Close to 200 aftershocks have hit the region since the magnitude-7.3 earthquake on Sunday night. It was one of the strongest on earth this year, as well as the deadliest.
Mr Gulani said he understood aid had been despatched within the province, but that people in his town had not yet received help. Instead, people were having to trek to the other side of town to get water from a tank.
Iranian state TV said thousands of survivors had spent another night in makeshift camps or in the open.
"It is a very cold night... we need help. We need everything. The authorities should speed up their help," one homeless young woman in Sarpol-e-Zahab, where most of the victims died, told Reuters news agency.

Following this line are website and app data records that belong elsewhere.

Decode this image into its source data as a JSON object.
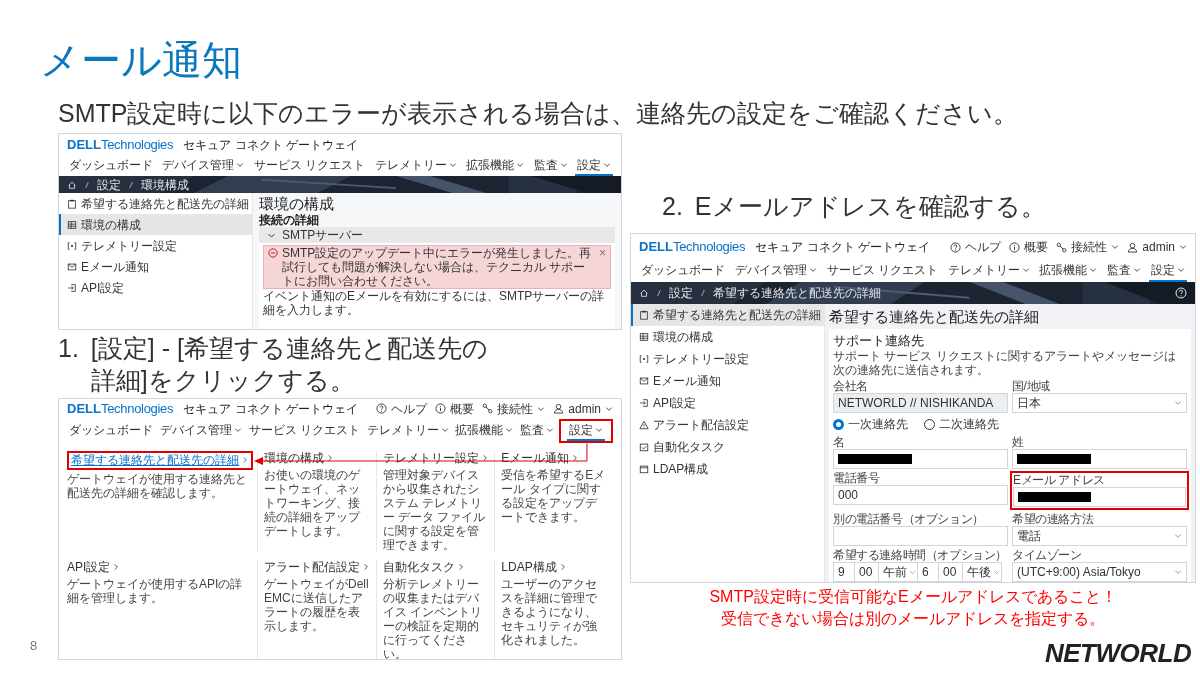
{
  "slide": {
    "title": "メール通知",
    "subtitle": "SMTP設定時に以下のエラーが表示される場合は、連絡先の設定をご確認ください。",
    "page_number": "8",
    "logo": "NETWORLD"
  },
  "step_1": {
    "number": "1.",
    "text": "[設定] - [希望する連絡先と配送先の詳細]をクリックする。"
  },
  "step_2": {
    "number": "2.",
    "text": "Eメールアドレスを確認する。"
  },
  "note": [
    "SMTP設定時に受信可能なEメールアドレスであること！",
    "受信できない場合は別のメールアドレスを指定する。"
  ],
  "screenshot_1": {
    "brand": {
      "mark": "DELL",
      "name": "Technologies"
    },
    "app_title": "セキュア コネクト ゲートウェイ",
    "nav": [
      {
        "label": "ダッシュボード",
        "dropdown": false,
        "selected": false
      },
      {
        "label": "デバイス管理",
        "dropdown": true,
        "selected": false
      },
      {
        "label": "サービス リクエスト",
        "dropdown": false,
        "selected": false
      },
      {
        "label": "テレメトリー",
        "dropdown": true,
        "selected": false
      },
      {
        "label": "拡張機能",
        "dropdown": true,
        "selected": false
      },
      {
        "label": "監査",
        "dropdown": true,
        "selected": false
      },
      {
        "label": "設定",
        "dropdown": true,
        "selected": true
      }
    ],
    "breadcrumb": [
      "設定",
      "環境構成"
    ],
    "sidebar": [
      {
        "label": "希望する連絡先と配送先の詳細",
        "selected": false
      },
      {
        "label": "環境の構成",
        "selected": true
      },
      {
        "label": "テレメトリー設定",
        "selected": false
      },
      {
        "label": "Eメール通知",
        "selected": false
      },
      {
        "label": "API設定",
        "selected": false
      }
    ],
    "heading": "環境の構成",
    "section": "接続の詳細",
    "accordion": {
      "title": "SMTPサーバー",
      "expanded": true
    },
    "error": {
      "message": "SMTP設定のアップデート中にエラーが発生しました。再試行しても問題が解決しない場合は、テクニカル サポートにお問い合わせください。",
      "close": "×"
    },
    "info": "イベント通知のEメールを有効にするには、SMTPサーバーの詳細を入力します。"
  },
  "screenshot_2": {
    "brand": {
      "mark": "DELL",
      "name": "Technologies"
    },
    "app_title": "セキュア コネクト ゲートウェイ",
    "utilities": [
      {
        "label": "ヘルプ",
        "dropdown": false
      },
      {
        "label": "概要",
        "dropdown": false
      },
      {
        "label": "接続性",
        "dropdown": true
      },
      {
        "label": "admin",
        "dropdown": true
      }
    ],
    "nav": [
      {
        "label": "ダッシュボード",
        "dropdown": false,
        "selected": false,
        "highlighted": false
      },
      {
        "label": "デバイス管理",
        "dropdown": true,
        "selected": false,
        "highlighted": false
      },
      {
        "label": "サービス リクエスト",
        "dropdown": false,
        "selected": false,
        "highlighted": false
      },
      {
        "label": "テレメトリー",
        "dropdown": true,
        "selected": false,
        "highlighted": false
      },
      {
        "label": "拡張機能",
        "dropdown": true,
        "selected": false,
        "highlighted": false
      },
      {
        "label": "監査",
        "dropdown": true,
        "selected": false,
        "highlighted": false
      },
      {
        "label": "設定",
        "dropdown": true,
        "selected": true,
        "highlighted": true
      }
    ],
    "menu": [
      {
        "title": "希望する連絡先と配送先の詳細",
        "description": "ゲートウェイが使用する連絡先と配送先の詳細を確認します。",
        "active": true,
        "highlighted": true
      },
      {
        "title": "環境の構成",
        "description": "お使いの環境のゲートウェイ、ネットワーキング、接続の詳細をアップデートします。",
        "active": false,
        "highlighted": false
      },
      {
        "title": "テレメトリー設定",
        "description": "管理対象デバイスから収集されたシステム テレメトリー データ ファイルに関する設定を管理できます。",
        "active": false,
        "highlighted": false
      },
      {
        "title": "Eメール通知",
        "description": "受信を希望するEメール タイプに関する設定をアップデートできます。",
        "active": false,
        "highlighted": false
      },
      {
        "title": "API設定",
        "description": "ゲートウェイが使用するAPIの詳細を管理します。",
        "active": false,
        "highlighted": false
      },
      {
        "title": "アラート配信設定",
        "description": "ゲートウェイがDell EMCに送信したアラートの履歴を表示します。",
        "active": false,
        "highlighted": false
      },
      {
        "title": "自動化タスク",
        "description": "分析テレメトリーの収集またはデバイス インベントリーの検証を定期的に行ってください。",
        "active": false,
        "highlighted": false
      },
      {
        "title": "LDAP構成",
        "description": "ユーザーのアクセスを詳細に管理できるようになり、セキュリティが強化されました。",
        "active": false,
        "highlighted": false
      }
    ]
  },
  "screenshot_3": {
    "brand": {
      "mark": "DELL",
      "name": "Technologies"
    },
    "app_title": "セキュア コネクト ゲートウェイ",
    "utilities": [
      {
        "label": "ヘルプ",
        "dropdown": false
      },
      {
        "label": "概要",
        "dropdown": false
      },
      {
        "label": "接続性",
        "dropdown": true
      },
      {
        "label": "admin",
        "dropdown": true
      }
    ],
    "nav": [
      {
        "label": "ダッシュボード",
        "dropdown": false,
        "selected": false
      },
      {
        "label": "デバイス管理",
        "dropdown": true,
        "selected": false
      },
      {
        "label": "サービス リクエスト",
        "dropdown": false,
        "selected": false
      },
      {
        "label": "テレメトリー",
        "dropdown": true,
        "selected": false
      },
      {
        "label": "拡張機能",
        "dropdown": true,
        "selected": false
      },
      {
        "label": "監査",
        "dropdown": true,
        "selected": false
      },
      {
        "label": "設定",
        "dropdown": true,
        "selected": true
      }
    ],
    "breadcrumb": [
      "設定",
      "希望する連絡先と配送先の詳細"
    ],
    "sidebar": [
      {
        "label": "希望する連絡先と配送先の詳細",
        "selected": true
      },
      {
        "label": "環境の構成",
        "selected": false
      },
      {
        "label": "テレメトリー設定",
        "selected": false
      },
      {
        "label": "Eメール通知",
        "selected": false
      },
      {
        "label": "API設定",
        "selected": false
      },
      {
        "label": "アラート配信設定",
        "selected": false
      },
      {
        "label": "自動化タスク",
        "selected": false
      },
      {
        "label": "LDAP構成",
        "selected": false
      }
    ],
    "heading": "希望する連絡先と配送先の詳細",
    "card": {
      "title": "サポート連絡先",
      "description": "サポート サービス リクエストに関するアラートやメッセージは次の連絡先に送信されます。",
      "fields": [
        {
          "kind": "text",
          "label": "会社名",
          "value": "NETWORLD // NISHIKANDA",
          "disabled": true,
          "redacted": false,
          "highlighted": false
        },
        {
          "kind": "select",
          "label": "国/地域",
          "value": "日本"
        },
        {
          "kind": "radio_group",
          "options": [
            {
              "label": "一次連絡先",
              "selected": true
            },
            {
              "label": "二次連絡先",
              "selected": false
            }
          ]
        },
        {
          "kind": "text",
          "label": "名",
          "disabled": false,
          "redacted": true,
          "highlighted": false
        },
        {
          "kind": "text",
          "label": "姓",
          "disabled": false,
          "redacted": true,
          "highlighted": false
        },
        {
          "kind": "text",
          "label": "電話番号",
          "value": "000",
          "disabled": false,
          "redacted": false,
          "highlighted": false
        },
        {
          "kind": "text",
          "label": "Eメール アドレス",
          "disabled": false,
          "redacted": true,
          "highlighted": true
        },
        {
          "kind": "text",
          "label": "別の電話番号（オプション）",
          "disabled": false,
          "redacted": false,
          "highlighted": false
        },
        {
          "kind": "select",
          "label": "希望の連絡方法",
          "value": "電話"
        },
        {
          "kind": "time_range",
          "label": "希望する連絡時間（オプション）",
          "start": {
            "hour": "9",
            "minute": "00",
            "period": "午前"
          },
          "end": {
            "hour": "6",
            "minute": "00",
            "period": "午後"
          }
        },
        {
          "kind": "select",
          "label": "タイムゾーン",
          "value": "(UTC+9:00) Asia/Tokyo"
        }
      ]
    }
  }
}
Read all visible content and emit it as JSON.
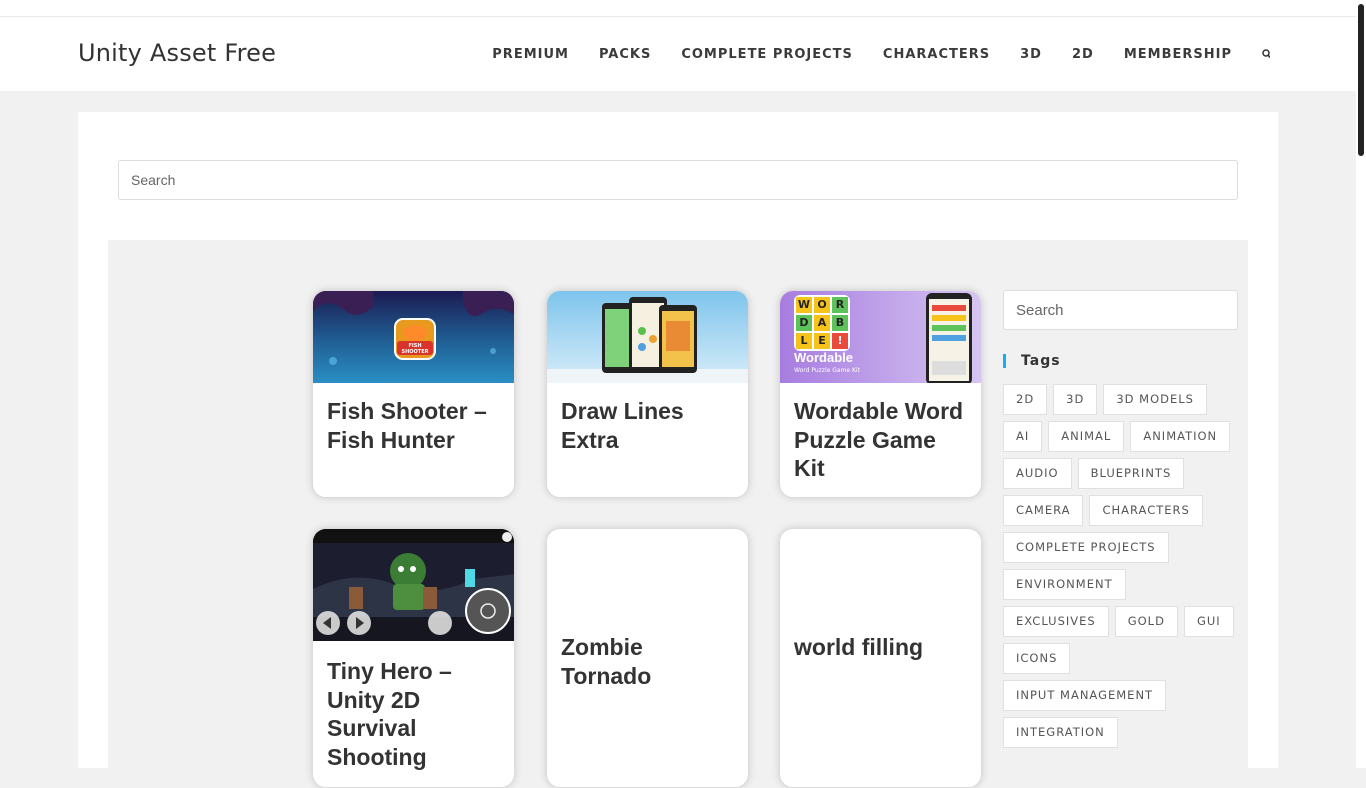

One aid agency said 70,000 people needed shelter and the UN said it was "ready to assist if required".
While visiting the region on Tuesday, a national day of mourning, President Hassan Rouhani pointed out that many privately-built homes appeared to have been spared damage.
In Sarpol-e Zahab, he asked: "Who is to be blamed for this? Our engineers?" He said the government would hold accountable anyone found not to have upheld building standards.
Iranian state news agency Irna said 530 people had died in Iran alone. In the more sparsely populated areas across the border in Iraq, 10 people died and several hundred were injured.
Mansoureh Bagheri, an Iran-based official with the Red Crescent Society, told the BBC about 12,000 residential buildings had "totally collapsed".
She said now that rescue operations had ended, the priority was getting people into shelters as quickly as possible, and that the delivery of aid was on track.
Maj Gen Mohammad Ali Jafari, head of the elite Islamic Revolutionary Guards Corps (IRGC), said that the immediate needs were tents, water and food.
"Newly constructed buildings... held up well, but the old houses built with earth were totally destroyed," he told state TV while visiting the affected region.
The Iranian Red Crescent said many areas lacked water and electricity and that aid supplies were being hampered by roads blocked by landslides. Iranian army helicopters are taking part in the relief effort.
About 30 Red Crescent teams are working in the earthquake zone, Irna reported.
The earthquake struck at 21:18 local time (18:18 GMT) on Sunday, about 30km (19 miles) south of Darbandikhan in Iraq, near the north-eastern border with Iran.
Tremors were felt as far away as Turkey, Israel and Kuwait.